Staff seeks to set the record straight

It is the ambition of most news publications to distribute fair, objective articles that inform the community in an accurate manner. To say that these values do not apply to The University News would undermine our role as the Fourth Estate on campus. It is never our intention to criticize a person, organization or policy without reason.

In last week’s issue of The University News, it was incorrectly reported that students were not consulted in the event planning processes for Chartered Student Organizations and that there were additional policies put in place for the Cross Cultural Center. While the claims our publication made about the confusion can be attributed, the article failed to address that the administration did in fact make efforts to communicate with students about the changes.

The confusion grew and ultimately reached the staff of The University News by word of mouth, and instead of diminishing the uncertainty, our publication added to it. We reported on the confusion, but failed to address the root of it. In doing so, the voice of the administration was compromised. As a result of our publication, even more confusion between administrators and students emerged, having an inverse effect on our primary concern of informing the University community.

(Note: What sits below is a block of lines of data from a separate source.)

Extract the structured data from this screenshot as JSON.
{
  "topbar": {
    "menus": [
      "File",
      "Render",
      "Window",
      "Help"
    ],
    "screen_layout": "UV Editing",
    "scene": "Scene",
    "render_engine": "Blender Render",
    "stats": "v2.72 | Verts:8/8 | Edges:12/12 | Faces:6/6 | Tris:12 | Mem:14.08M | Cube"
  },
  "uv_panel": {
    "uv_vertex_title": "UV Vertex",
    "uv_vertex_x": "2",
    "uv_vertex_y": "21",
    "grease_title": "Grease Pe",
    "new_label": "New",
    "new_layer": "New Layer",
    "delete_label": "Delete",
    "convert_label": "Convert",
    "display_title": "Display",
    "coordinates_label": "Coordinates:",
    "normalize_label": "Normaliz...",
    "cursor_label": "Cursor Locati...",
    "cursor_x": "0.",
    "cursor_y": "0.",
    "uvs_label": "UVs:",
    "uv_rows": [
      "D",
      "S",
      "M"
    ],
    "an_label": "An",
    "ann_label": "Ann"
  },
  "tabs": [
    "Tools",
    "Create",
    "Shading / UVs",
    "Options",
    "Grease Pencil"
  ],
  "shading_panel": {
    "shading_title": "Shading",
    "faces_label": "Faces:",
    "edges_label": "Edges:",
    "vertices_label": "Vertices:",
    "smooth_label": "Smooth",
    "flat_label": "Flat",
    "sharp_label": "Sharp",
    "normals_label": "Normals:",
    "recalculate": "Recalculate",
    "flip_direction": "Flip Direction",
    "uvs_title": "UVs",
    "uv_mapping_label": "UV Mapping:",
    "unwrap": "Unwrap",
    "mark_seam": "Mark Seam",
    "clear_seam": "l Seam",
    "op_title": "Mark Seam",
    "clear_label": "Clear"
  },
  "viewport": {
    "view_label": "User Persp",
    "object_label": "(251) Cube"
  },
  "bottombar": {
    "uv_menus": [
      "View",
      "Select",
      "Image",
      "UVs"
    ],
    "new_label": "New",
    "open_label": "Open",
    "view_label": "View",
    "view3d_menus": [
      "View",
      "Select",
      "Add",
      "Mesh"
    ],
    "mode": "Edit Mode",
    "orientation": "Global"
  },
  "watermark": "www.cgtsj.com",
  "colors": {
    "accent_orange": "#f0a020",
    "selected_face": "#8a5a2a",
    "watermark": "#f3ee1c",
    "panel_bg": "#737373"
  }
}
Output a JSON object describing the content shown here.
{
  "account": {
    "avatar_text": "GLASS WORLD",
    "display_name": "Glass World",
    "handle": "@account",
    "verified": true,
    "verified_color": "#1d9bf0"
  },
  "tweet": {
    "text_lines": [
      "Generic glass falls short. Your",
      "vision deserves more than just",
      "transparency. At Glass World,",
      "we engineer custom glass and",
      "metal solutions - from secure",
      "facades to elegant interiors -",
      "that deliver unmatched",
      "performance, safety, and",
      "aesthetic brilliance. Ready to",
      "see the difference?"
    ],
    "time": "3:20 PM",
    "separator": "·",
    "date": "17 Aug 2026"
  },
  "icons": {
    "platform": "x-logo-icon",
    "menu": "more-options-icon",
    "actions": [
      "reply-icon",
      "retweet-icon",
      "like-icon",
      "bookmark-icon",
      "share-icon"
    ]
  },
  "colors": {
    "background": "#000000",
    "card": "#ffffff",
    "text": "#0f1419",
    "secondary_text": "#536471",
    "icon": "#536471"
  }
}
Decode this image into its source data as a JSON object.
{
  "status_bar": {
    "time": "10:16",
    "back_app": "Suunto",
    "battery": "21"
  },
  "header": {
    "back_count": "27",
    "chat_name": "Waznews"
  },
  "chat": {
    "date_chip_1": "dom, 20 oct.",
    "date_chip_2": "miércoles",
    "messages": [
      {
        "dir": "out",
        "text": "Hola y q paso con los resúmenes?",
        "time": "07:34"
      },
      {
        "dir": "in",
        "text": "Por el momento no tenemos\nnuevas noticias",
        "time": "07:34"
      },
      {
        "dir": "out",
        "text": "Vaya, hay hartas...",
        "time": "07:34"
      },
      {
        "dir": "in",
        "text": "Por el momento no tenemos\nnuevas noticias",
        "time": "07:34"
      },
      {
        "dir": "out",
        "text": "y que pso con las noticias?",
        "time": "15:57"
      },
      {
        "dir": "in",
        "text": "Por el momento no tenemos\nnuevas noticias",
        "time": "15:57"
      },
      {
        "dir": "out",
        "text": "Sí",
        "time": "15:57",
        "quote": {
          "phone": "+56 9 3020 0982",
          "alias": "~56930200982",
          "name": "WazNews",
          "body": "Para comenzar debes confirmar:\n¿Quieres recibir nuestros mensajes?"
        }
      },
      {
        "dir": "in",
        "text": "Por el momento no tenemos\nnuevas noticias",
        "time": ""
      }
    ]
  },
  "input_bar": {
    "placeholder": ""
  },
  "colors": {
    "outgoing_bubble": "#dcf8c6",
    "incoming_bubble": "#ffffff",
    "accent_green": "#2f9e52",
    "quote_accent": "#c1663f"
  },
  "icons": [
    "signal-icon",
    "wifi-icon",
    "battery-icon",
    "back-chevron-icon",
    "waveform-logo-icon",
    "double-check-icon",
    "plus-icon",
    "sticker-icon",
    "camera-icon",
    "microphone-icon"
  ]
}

Although this publication is a voice of students, we must remember not to neglect the voice of our administrators that make student life on campus possible.  The Performance, Presentation and Speaker Program Policy was decided between administrators and SGA’s policy review committee under the Harriss administration in April 2010, according to Assistant Vice President and Dean of Students Scott Smith. The policy changes applied not only to the CCC, as previously reported, but to all CSOs.

The previous article and the editorial from the editorial board based its statements on misinformation and one-sided arguments without properly allowing administrators to abate our ignorance.

We intend to continue to publish accurate and balanced articles in the future, citing last week’s oversight as an example of improper reporting.

We ask that our readers understand that errors such as these happen and it is our job to set the record straight. As a student publication, we are learning to be professionals in the field of journalism.

Mistakes such as these offer us an opportunity to address our weaknesses and improve our skills when gathering and disseminating information.

Please, learn with us.